We think the better view and the position more likely to be adopted by the courts of Missouri when the question is addressed is expressed in the latter line of authority permitting recovery by an innocent co-insured. These decisions reason that a rule which would impute the wrongful acts of one insured to a co-insured spouse merely because of the marital relationship is outdated and unduly harsh. With respect to a fire insurance policy covering the interests of more than one insured, each would have a reasonable expectation that the carrier had undertaken a severable and distinct obligation as to the insureds' respective individual interests in the property. Absent contractual provisions to the contrary, such expectations should be honored. Therefore, misconduct voids only the wrongdoer's interest in the insurance policy and does not operate to defeat the separate interests of an innocent co-insured.
The contract language denying "coverage for any insured who has intentionally concealed or misrepresented any material fact or circumstance relating to this insurance," does not dictate a contrary result. Accordingly, whatever may be the outcome of Mr. Haynes' claim upon a new trial, we hold that Mrs. Haynes is not barred from recovering under Coverages A, B, C and D of the policy by reason of any breach of the insurance contract by Mr. Haynes.
The judgment of the district court is reversed, and this case is remanded for further proceedings consistent with this opinion.
The provision defining "insured" stated: " 'Insured' means you and the following residents of your household: a. your relatives * * *."
Under the "Conditions" section, the policy stated: "Concealment or Fraud. We do not provide coverage for any insured who has intentionally concealed or misrepresented any material fact or circumstance relating to this insurance."

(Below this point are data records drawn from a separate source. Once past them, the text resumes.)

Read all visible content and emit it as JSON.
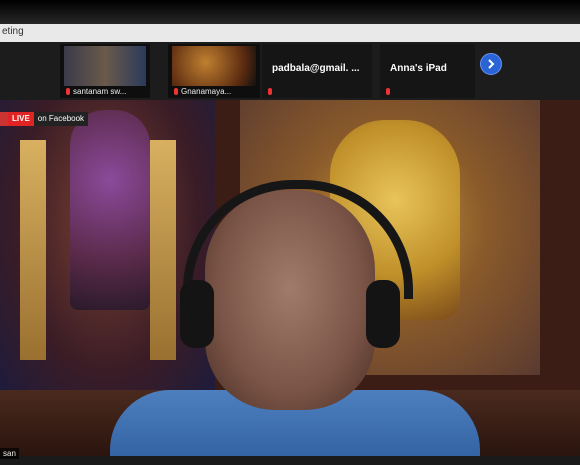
{
  "window": {
    "title": "eting"
  },
  "participants": [
    {
      "name": "santanam sw..."
    },
    {
      "name": "Gnanamaya..."
    },
    {
      "name": "padbala@gmail. ..."
    },
    {
      "name": "Anna's iPad"
    }
  ],
  "next_button": {
    "icon": "chevron-right-icon"
  },
  "live": {
    "badge": "LIVE",
    "text": "on Facebook"
  },
  "speaker": {
    "name_fragment": "san"
  },
  "colors": {
    "accent": "#2a63d6",
    "live": "#e02424",
    "mic_off": "#e33333"
  }
}
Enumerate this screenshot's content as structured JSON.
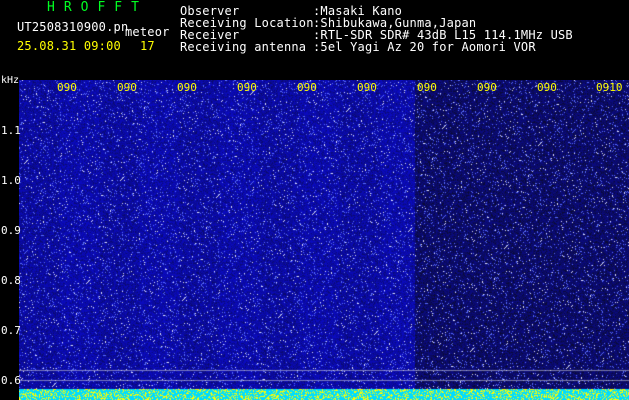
{
  "header": {
    "title": "HROFFT",
    "filename": "UT2508310900.pn",
    "filename_suffix": "meteor",
    "datetime": "25.08.31 09:00",
    "count": "17",
    "info": [
      {
        "label": "Observer",
        "value": ":Masaki Kano"
      },
      {
        "label": "Receiving Location",
        "value": ":Shibukawa,Gunma,Japan"
      },
      {
        "label": "Receiver",
        "value": ":RTL-SDR SDR# 43dB L15 114.1MHz USB"
      },
      {
        "label": "Receiving antenna",
        "value": ":5el Yagi Az 20 for Aomori VOR"
      }
    ]
  },
  "spectrogram": {
    "y_unit": "kHz",
    "y_ticks": [
      "1.1",
      "1.0",
      "0.9",
      "0.8",
      "0.7",
      "0.6"
    ],
    "x_ticks": [
      "090",
      "090",
      "090",
      "090",
      "090",
      "090",
      "090",
      "090",
      "090",
      "0910"
    ],
    "colors": {
      "background": "#1a1ab0",
      "darker_region": "#0a0a70",
      "speckle": "#ffffff",
      "cyan": "#00e5ff",
      "text_green": "#00ff22",
      "text_yellow": "#ffff00"
    }
  }
}
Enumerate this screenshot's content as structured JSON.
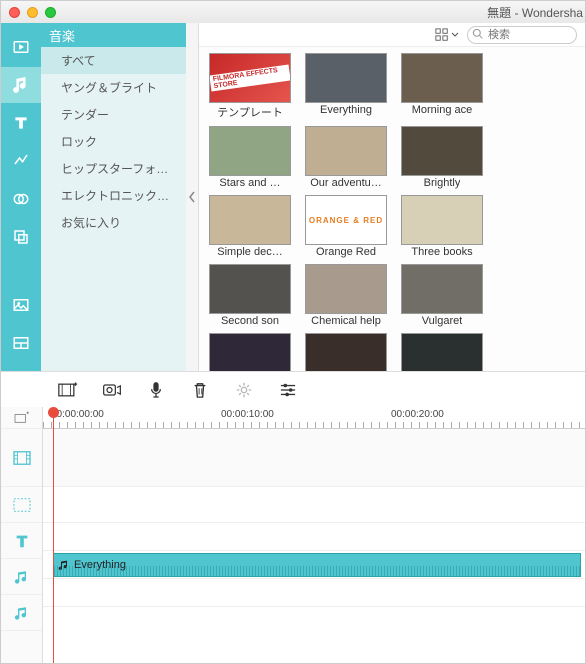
{
  "window": {
    "title": "無題 - Wondersha"
  },
  "sidebar_tabs": [
    "media",
    "music",
    "text",
    "transition",
    "effects",
    "elements",
    "split",
    "export"
  ],
  "category": {
    "header": "音楽",
    "items": [
      "すべて",
      "ヤング＆ブライト",
      "テンダー",
      "ロック",
      "ヒップスターフォ…",
      "エレクトロニック…",
      "お気に入り"
    ],
    "selected": 0
  },
  "search": {
    "placeholder": "検索"
  },
  "thumbnails": [
    {
      "label": "テンプレート"
    },
    {
      "label": "Everything"
    },
    {
      "label": "Morning ace"
    },
    {
      "label": "Stars and …"
    },
    {
      "label": "Our adventu…"
    },
    {
      "label": "Brightly"
    },
    {
      "label": "Simple dec…"
    },
    {
      "label": "Orange Red"
    },
    {
      "label": "Three books"
    },
    {
      "label": "Second son"
    },
    {
      "label": "Chemical help"
    },
    {
      "label": "Vulgaret"
    },
    {
      "label": ""
    },
    {
      "label": ""
    },
    {
      "label": ""
    }
  ],
  "orange_thumb_text": "ORANGE & RED",
  "template_badge": "FILMORA EFFECTS STORE",
  "timeline": {
    "ruler": [
      "00:00:00:00",
      "00:00:10:00",
      "00:00:20:00"
    ],
    "audio_clip": "Everything"
  }
}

The entry of a directed verdict was premised, in addition, on the ground that Mr. Haynes' misrepresentations and omissions during discovery amounted to abuse of the judicial process. FED.R.CIV.P. 37(b)(2)(C). Because appellants lacked an opportunity to complete their record as to Mr. Haynes' state of mind when he made false statements during the insurer's investigation and the discovery phase of this lawsuit, we cannot accept Rule 37 as an appropriate basis for dismissal. See Denton v. Mr. Swiss of Missouri, Inc., 564 F.2d 236, 240 (8th Cir.1977) (dismissal is a proper sanction when a party's failure to make discovery involves willfulness or bad faith)